by Amanda Rose Newton
Whether your backyard is several acres or a concrete slab, you can create a beautiful garden to entice important butterfly pollinators to stop by for a quick visit.
When creating a butterfly garden, the same rules apply despite your amount of space. Understanding which plants your favorite butterfly prefers as a caterpillar is a deciding factor in whether they decide to stop by or keep on going.
Much like human toddlers, caterpillars are fairly picky in what foods they deem tasty and they tend to stick to just one plant that is familiar to them. Adult butterflies, on the other hand, are content with anything that puts out a steady nectar supply. Pair both in the same container and you have a recipe that will bring both to the table!
To get you started on creating your own butterfly buffet, here is a brief list of common Florida garden visitors and their food preferences:
Monarch. We all know these famous marathon travelers. To make sure they stop by on the way to Mexico, be sure to add milkweed to your container display. Do try to choose one of our own native varieties as the tropical kind has been linked to declining populations. Check out www.monarchjointventure.org for more details on all things monarch and see what milkweed we have in stock here.
Zebra Longwing and Gulf Fritillary. Do you have room for multiple containers and trellis? If so, a single passion vine will certainly bring in the beautiful orange Gulf Fritillary butterfly, and if you are lucky, maybe even a Zebra Longwing or two!
Giant Swallowtail. This show-stopping butterfly loves munching on citrus as much as we do! If you happen to have space for dwarf citrus in a pot, feel free to add that to your display. Keep in mind you will lose some leaves to the hungry caterpillars, but if you are willing to share, you will be rewarded with some of the largest butterflies Florida has to offer. Check out the citrus trees we have in stock here.

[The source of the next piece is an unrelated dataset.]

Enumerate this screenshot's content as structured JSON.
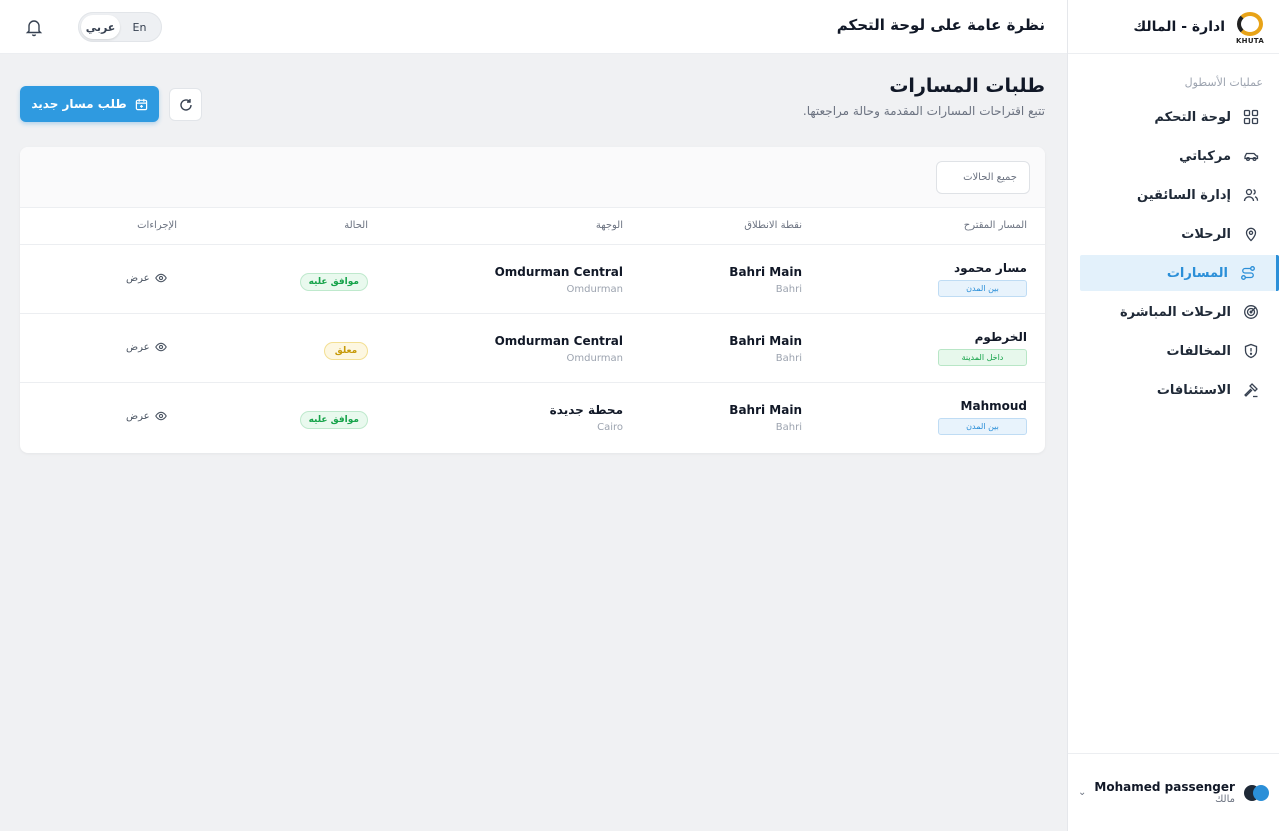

Black Swallowtails. These butterflies are the easiest of the bunch to satisfy. They dine on dill, parsley, and fennel all of which look surprisingly beautiful paired with flowers in a container. The added texture and scent they add will leave you wondering why you didn’t mix them into arrangements sooner!
Pipevine Swallowtails. If you happen to have a shady corner and a trellis, consider growing a pipevine. This striking plant is quite the conversation piece, as is the caterpillar form of the Pipevine Swallowtail it attracts. It may win the award for the coolest looking caterpillar of the bunch (this would be an excellent Halloween costume).
Atala Butterfly. A true Florida native, the Atala Butterfly was thought to be extinct for several decades. Its host plant, our native cycad, the Coontie, has recently gained popularity as an ornamental and as increased the number of beautiful Atala butterflies you may see. The Coontie can also work in large pots, so it is not just limited to those with large yards.
Painted Lady. The Painted Lady is iconic across America and here in Florida it tends to go for milk thistles as well as hollyhock. Not exactly common in the landscape but still pretty in a container, it’s worth giving a try if you can locate it.
White Peacock. This butterfly is not as flamboyant as the rest, but is still beautiful and loves bacopa as a caterpillar. You must admit they have great taste!
Taking your newfound knowledge of caterpillar favorites, you can mix in a host plant or two with a couple of the nectar flowers below for an entrée that will please both palates.